----- Exercise input

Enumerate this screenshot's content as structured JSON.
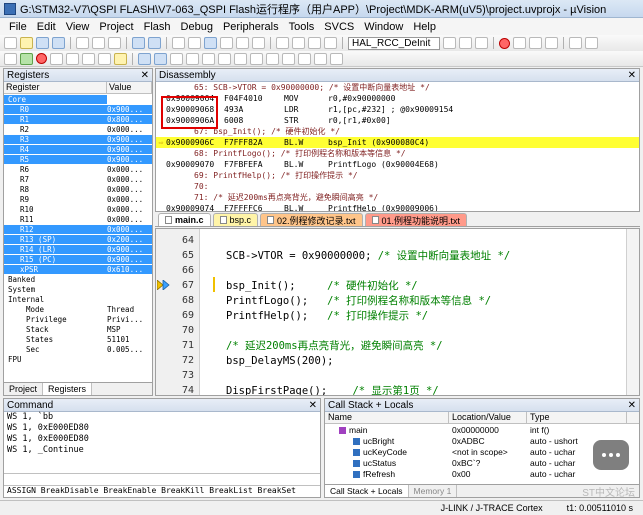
{
  "window": {
    "title": "G:\\STM32-V7\\QSPI FLASH\\V7-063_QSPI Flash运行程序（用户APP）\\Project\\MDK-ARM(uV5)\\project.uvprojx - µVision"
  },
  "menu": [
    "File",
    "Edit",
    "View",
    "Project",
    "Flash",
    "Debug",
    "Peripherals",
    "Tools",
    "SVCS",
    "Window",
    "Help"
  ],
  "toolbar": {
    "target_combo": "HAL_RCC_DeInit"
  },
  "registers": {
    "title": "Registers",
    "headers": [
      "Register",
      "Value"
    ],
    "rows": [
      {
        "name": "Core",
        "value": "",
        "sel": true
      },
      {
        "name": "R0",
        "value": "0x900...",
        "sel": true
      },
      {
        "name": "R1",
        "value": "0x800...",
        "sel": true
      },
      {
        "name": "R2",
        "value": "0x000...",
        "sel": false
      },
      {
        "name": "R3",
        "value": "0x900...",
        "sel": true
      },
      {
        "name": "R4",
        "value": "0x900...",
        "sel": true
      },
      {
        "name": "R5",
        "value": "0x900...",
        "sel": true
      },
      {
        "name": "R6",
        "value": "0x000...",
        "sel": false
      },
      {
        "name": "R7",
        "value": "0x000...",
        "sel": false
      },
      {
        "name": "R8",
        "value": "0x000...",
        "sel": false
      },
      {
        "name": "R9",
        "value": "0x000...",
        "sel": false
      },
      {
        "name": "R10",
        "value": "0x000...",
        "sel": false
      },
      {
        "name": "R11",
        "value": "0x000...",
        "sel": false
      },
      {
        "name": "R12",
        "value": "0x000...",
        "sel": true
      },
      {
        "name": "R13 (SP)",
        "value": "0x200...",
        "sel": true
      },
      {
        "name": "R14 (LR)",
        "value": "0x900...",
        "sel": true
      },
      {
        "name": "R15 (PC)",
        "value": "0x900...",
        "sel": true
      },
      {
        "name": "xPSR",
        "value": "0x610...",
        "sel": true
      },
      {
        "name": "Banked",
        "value": "",
        "sel": false
      },
      {
        "name": "System",
        "value": "",
        "sel": false
      },
      {
        "name": "Internal",
        "value": "",
        "sel": false
      },
      {
        "name": "Mode",
        "value": "Thread",
        "sel": false
      },
      {
        "name": "Privilege",
        "value": "Privi...",
        "sel": false
      },
      {
        "name": "Stack",
        "value": "MSP",
        "sel": false
      },
      {
        "name": "States",
        "value": "51101",
        "sel": false
      },
      {
        "name": "Sec",
        "value": "0.005...",
        "sel": false
      },
      {
        "name": "FPU",
        "value": "",
        "sel": false
      }
    ],
    "tabs": [
      "Project",
      "Registers"
    ]
  },
  "disassembly": {
    "title": "Disassembly",
    "lines": [
      {
        "kind": "src",
        "text": "65:          SCB->VTOR = 0x90000000;  /* 设置中断向量表地址 */"
      },
      {
        "kind": "asm",
        "addr": "0x90009064",
        "code": "F04F4010",
        "op": "MOV",
        "args": "r0,#0x90000000"
      },
      {
        "kind": "asm",
        "addr": "0x90009068",
        "code": "493A",
        "op": "LDR",
        "args": "r1,[pc,#232]  ; @0x90009154"
      },
      {
        "kind": "asm",
        "addr": "0x9000906A",
        "code": "6008",
        "op": "STR",
        "args": "r0,[r1,#0x00]"
      },
      {
        "kind": "src",
        "text": "67:      bsp_Init();          /* 硬件初始化 */"
      },
      {
        "kind": "cur",
        "addr": "0x9000906C",
        "code": "F7FFF82A",
        "op": "BL.W",
        "args": "bsp_Init (0x900080C4)"
      },
      {
        "kind": "src",
        "text": "68:      PrintfLogo();    /* 打印例程名称和版本等信息 */"
      },
      {
        "kind": "asm",
        "addr": "0x90009070",
        "code": "F7FBFEFA",
        "op": "BL.W",
        "args": "PrintfLogo (0x90004E68)"
      },
      {
        "kind": "src",
        "text": "69:      PrintfHelp();    /* 打印操作提示 */"
      },
      {
        "kind": "src",
        "text": "70:"
      },
      {
        "kind": "src",
        "text": "71:      /* 延迟200ms再点亮背光，避免瞬间高亮 */"
      },
      {
        "kind": "asm",
        "addr": "0x90009074",
        "code": "F7FFFFC6",
        "op": "BL.W",
        "args": "PrintfHelp (0x90009006)"
      }
    ]
  },
  "editor_tabs": [
    "main.c",
    "bsp.c",
    "02.例程修改记录.txt",
    "01.例程功能说明.txt"
  ],
  "editor": {
    "lines": [
      {
        "n": "64",
        "code": "",
        "comment": ""
      },
      {
        "n": "65",
        "code": "SCB->VTOR = 0x90000000; ",
        "comment": "/* 设置中断向量表地址 */"
      },
      {
        "n": "66",
        "code": "",
        "comment": ""
      },
      {
        "n": "67",
        "code": "bsp_Init();     ",
        "comment": "/* 硬件初始化 */"
      },
      {
        "n": "68",
        "code": "PrintfLogo();   ",
        "comment": "/* 打印例程名称和版本等信息 */"
      },
      {
        "n": "69",
        "code": "PrintfHelp();   ",
        "comment": "/* 打印操作提示 */"
      },
      {
        "n": "70",
        "code": "",
        "comment": ""
      },
      {
        "n": "71",
        "code": "",
        "comment": "/* 延迟200ms再点亮背光，避免瞬间高亮 */"
      },
      {
        "n": "72",
        "code": "bsp_DelayMS(200);",
        "comment": ""
      },
      {
        "n": "73",
        "code": "",
        "comment": ""
      },
      {
        "n": "74",
        "code": "DispFirstPage();    ",
        "comment": "/* 显示第1页 */"
      }
    ]
  },
  "command": {
    "title": "Command",
    "lines": [
      "WS 1, `bb",
      "WS 1, 0xE000ED80",
      "WS 1, 0xE000ED80",
      "WS 1, _Continue"
    ],
    "help": "ASSIGN BreakDisable BreakEnable BreakKill BreakList BreakSet"
  },
  "callstack": {
    "title": "Call Stack + Locals",
    "headers": [
      "Name",
      "Location/Value",
      "Type"
    ],
    "rows": [
      {
        "name": "main",
        "loc": "0x00000000",
        "type": "int f()"
      },
      {
        "name": "ucBright",
        "loc": "0xADBC",
        "type": "auto - ushort"
      },
      {
        "name": "ucKeyCode",
        "loc": "<not in scope>",
        "type": "auto - uchar"
      },
      {
        "name": "ucStatus",
        "loc": "0xBC`?",
        "type": "auto - uchar"
      },
      {
        "name": "fRefresh",
        "loc": "0x00",
        "type": "auto - uchar"
      }
    ],
    "tabs": [
      "Call Stack + Locals",
      "Memory 1"
    ]
  },
  "status": {
    "debugger": "J-LINK / J-TRACE Cortex",
    "time": "t1: 0.00511010 s"
  },
  "watermark": "ST中文论坛",
  "colors": {
    "selection": "#3399ff",
    "current_line": "#ffff33",
    "highlight_box": "#e00000"
  }
}
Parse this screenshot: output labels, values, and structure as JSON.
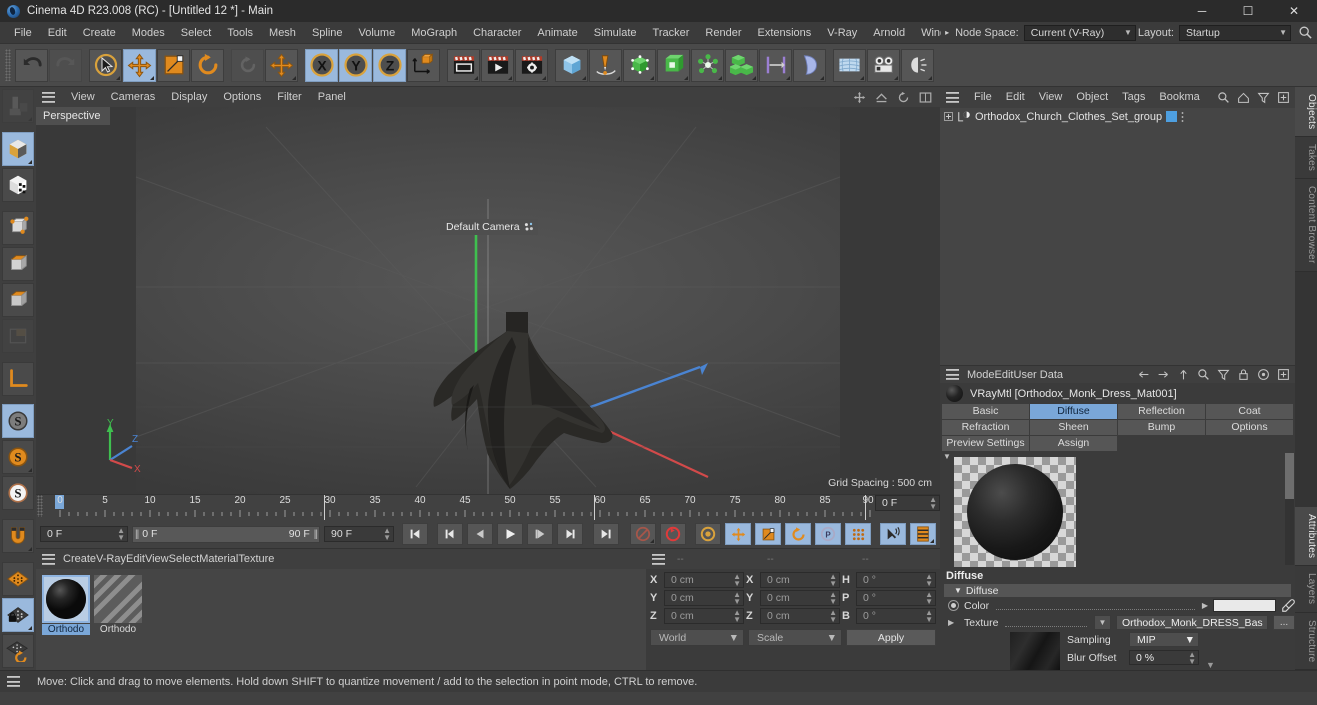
{
  "window": {
    "title": "Cinema 4D R23.008 (RC) - [Untitled 12 *] - Main",
    "minimize": "─",
    "maximize": "☐",
    "close": "✕"
  },
  "menubar": {
    "items": [
      "File",
      "Edit",
      "Create",
      "Modes",
      "Select",
      "Tools",
      "Mesh",
      "Spline",
      "Volume",
      "MoGraph",
      "Character",
      "Animate",
      "Simulate",
      "Tracker",
      "Render",
      "Extensions",
      "V-Ray",
      "Arnold",
      "Wind"
    ],
    "overflow_arrow": "▸",
    "node_space_label": "Node Space:",
    "node_space_value": "Current (V-Ray)",
    "layout_label": "Layout:",
    "layout_value": "Startup"
  },
  "viewport": {
    "menu": [
      "View",
      "Cameras",
      "Display",
      "Options",
      "Filter",
      "Panel"
    ],
    "perspective_label": "Perspective",
    "camera_label": "Default Camera",
    "grid_spacing": "Grid Spacing : 500 cm",
    "axis_x": "X",
    "axis_y": "Y",
    "axis_z": "Z"
  },
  "timeline": {
    "ruler_labels": [
      "0",
      "5",
      "10",
      "15",
      "20",
      "25",
      "30",
      "35",
      "40",
      "45",
      "50",
      "55",
      "60",
      "65",
      "70",
      "75",
      "80",
      "85",
      "90"
    ],
    "current_frame_right": "0 F",
    "start_field": "0 F",
    "range_start": "0 F",
    "range_end": "90 F",
    "end_field": "90 F"
  },
  "material_manager": {
    "menu": [
      "Create",
      "V-Ray",
      "Edit",
      "View",
      "Select",
      "Material",
      "Texture"
    ],
    "materials": [
      {
        "name": "Orthodo",
        "selected": true
      },
      {
        "name": "Orthodo",
        "selected": false
      }
    ]
  },
  "coordinates": {
    "headers": [
      "--",
      "--",
      "--"
    ],
    "rows": [
      {
        "pos_label": "X",
        "pos_value": "0 cm",
        "size_label": "X",
        "size_value": "0 cm",
        "rot_label": "H",
        "rot_value": "0 °"
      },
      {
        "pos_label": "Y",
        "pos_value": "0 cm",
        "size_label": "Y",
        "size_value": "0 cm",
        "rot_label": "P",
        "rot_value": "0 °"
      },
      {
        "pos_label": "Z",
        "pos_value": "0 cm",
        "size_label": "Z",
        "size_value": "0 cm",
        "rot_label": "B",
        "rot_value": "0 °"
      }
    ],
    "world_select": "World",
    "scale_select": "Scale",
    "apply_button": "Apply"
  },
  "object_manager": {
    "menu": [
      "File",
      "Edit",
      "View",
      "Object",
      "Tags",
      "Bookmarks"
    ],
    "object_name": "Orthodox_Church_Clothes_Set_group"
  },
  "attribute_manager": {
    "menu": [
      "Mode",
      "Edit",
      "User Data"
    ],
    "material_title": "VRayMtl [Orthodox_Monk_Dress_Mat001]",
    "tabs": [
      {
        "label": "Basic",
        "selected": false
      },
      {
        "label": "Diffuse",
        "selected": true
      },
      {
        "label": "Reflection",
        "selected": false
      },
      {
        "label": "Coat",
        "selected": false
      },
      {
        "label": "Refraction",
        "selected": false
      },
      {
        "label": "Sheen",
        "selected": false
      },
      {
        "label": "Bump",
        "selected": false
      },
      {
        "label": "Options",
        "selected": false
      },
      {
        "label": "Preview Settings",
        "selected": false
      },
      {
        "label": "Assign",
        "selected": false
      }
    ],
    "section_title": "Diffuse",
    "group_title": "Diffuse",
    "color_label": "Color",
    "color_value": "#e9e9e9",
    "texture_label": "Texture",
    "texture_value": "Orthodox_Monk_DRESS_Bas",
    "texture_browse": "...",
    "sampling_label": "Sampling",
    "sampling_value": "MIP",
    "blur_offset_label": "Blur Offset",
    "blur_offset_value": "0 %"
  },
  "right_tabs": [
    {
      "label": "Objects",
      "selected": true
    },
    {
      "label": "Takes",
      "selected": false
    },
    {
      "label": "Content Browser",
      "selected": false
    },
    {
      "label": "Attributes",
      "selected": true
    },
    {
      "label": "Layers",
      "selected": false
    },
    {
      "label": "Structure",
      "selected": false
    }
  ],
  "statusbar": {
    "message": "Move: Click and drag to move elements. Hold down SHIFT to quantize movement / add to the selection in point mode, CTRL to remove."
  },
  "colors": {
    "accent_blue": "#7aa7d8",
    "orange": "#e08a1e",
    "panel_bg": "#3b3b3b",
    "toolbar_bg": "#4a4a4a"
  }
}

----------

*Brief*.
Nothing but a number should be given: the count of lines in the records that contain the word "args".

*Your solution*.
6